(Beginning of Records to use)

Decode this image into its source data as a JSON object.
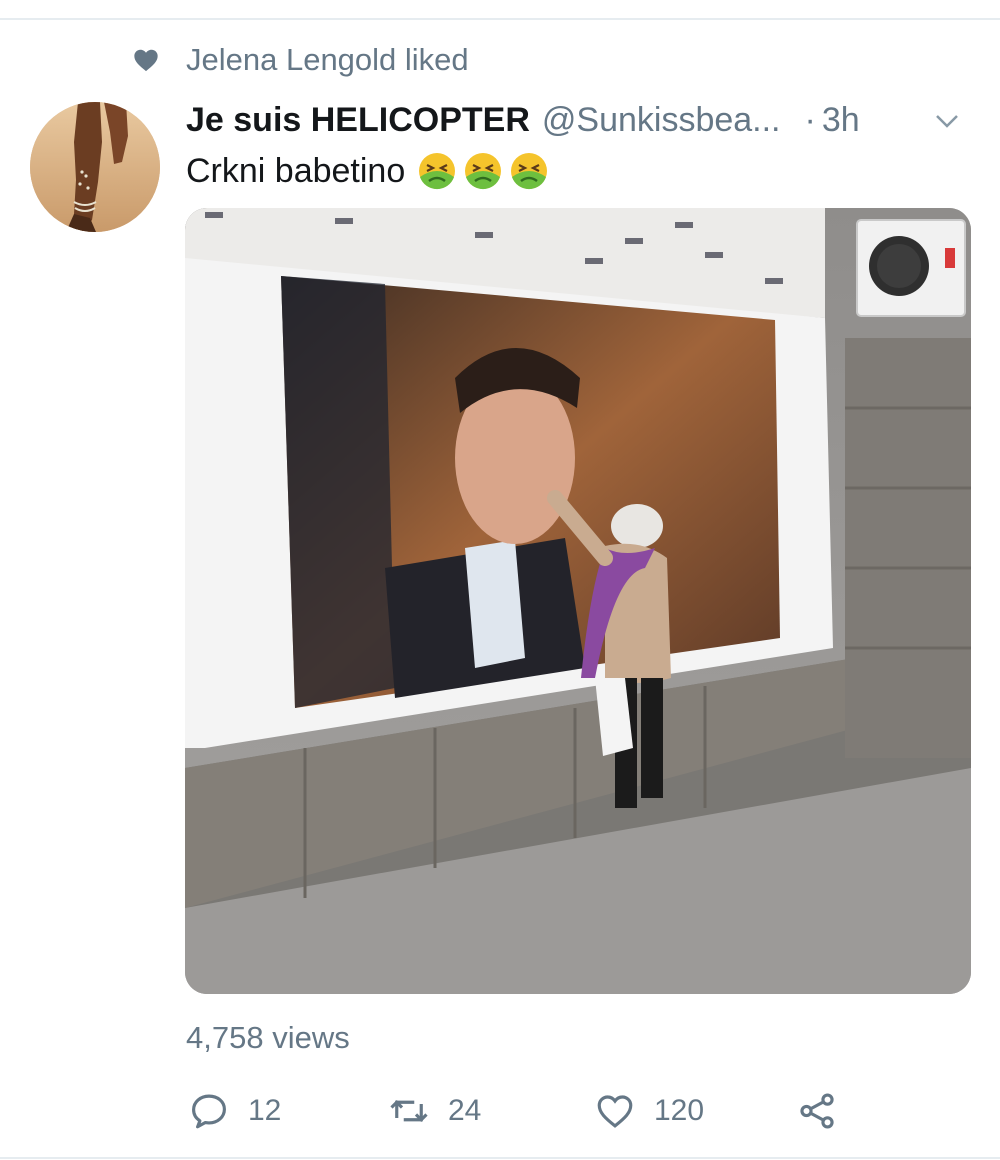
{
  "social_context": {
    "icon": "heart-icon",
    "text": "Jelena Lengold liked"
  },
  "tweet": {
    "author_name": "Je suis HELICOPTER",
    "handle": "@Sunkissbea...",
    "separator": "·",
    "time": "3h",
    "text": "Crkni babetino",
    "emojis": [
      "nauseated-face-emoji",
      "nauseated-face-emoji",
      "nauseated-face-emoji"
    ],
    "views": "4,758 views"
  },
  "actions": {
    "reply": {
      "icon": "reply-icon",
      "count": "12"
    },
    "retweet": {
      "icon": "retweet-icon",
      "count": "24"
    },
    "like": {
      "icon": "heart-outline-icon",
      "count": "120"
    },
    "share": {
      "icon": "share-icon"
    }
  },
  "colors": {
    "secondary_text": "#657786",
    "primary_text": "#14171a",
    "divider": "#e6ecf0",
    "emoji_face": "#f5c42c",
    "emoji_green": "#6dbf3f"
  }
}
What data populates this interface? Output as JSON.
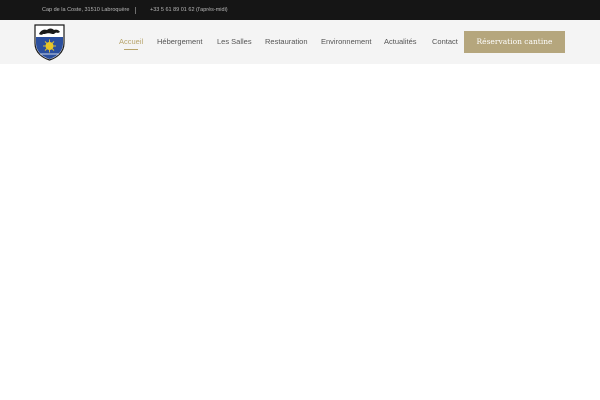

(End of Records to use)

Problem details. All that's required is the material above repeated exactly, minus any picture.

Exercise solution.
Decode this image into its source data as a JSON object.
{
  "social_context": {
    "icon": "heart-icon",
    "text": "Jelena Lengold liked"
  },
  "tweet": {
    "author_name": "Je suis HELICOPTER",
    "handle": "@Sunkissbea...",
    "separator": "·",
    "time": "3h",
    "text": "Crkni babetino",
    "emojis": [
      "nauseated-face-emoji",
      "nauseated-face-emoji",
      "nauseated-face-emoji"
    ],
    "views": "4,758 views"
  },
  "actions": {
    "reply": {
      "icon": "reply-icon",
      "count": "12"
    },
    "retweet": {
      "icon": "retweet-icon",
      "count": "24"
    },
    "like": {
      "icon": "heart-outline-icon",
      "count": "120"
    },
    "share": {
      "icon": "share-icon"
    }
  },
  "colors": {
    "secondary_text": "#657786",
    "primary_text": "#14171a",
    "divider": "#e6ecf0",
    "emoji_face": "#f5c42c",
    "emoji_green": "#6dbf3f"
  }
}
What data populates this interface? Output as JSON.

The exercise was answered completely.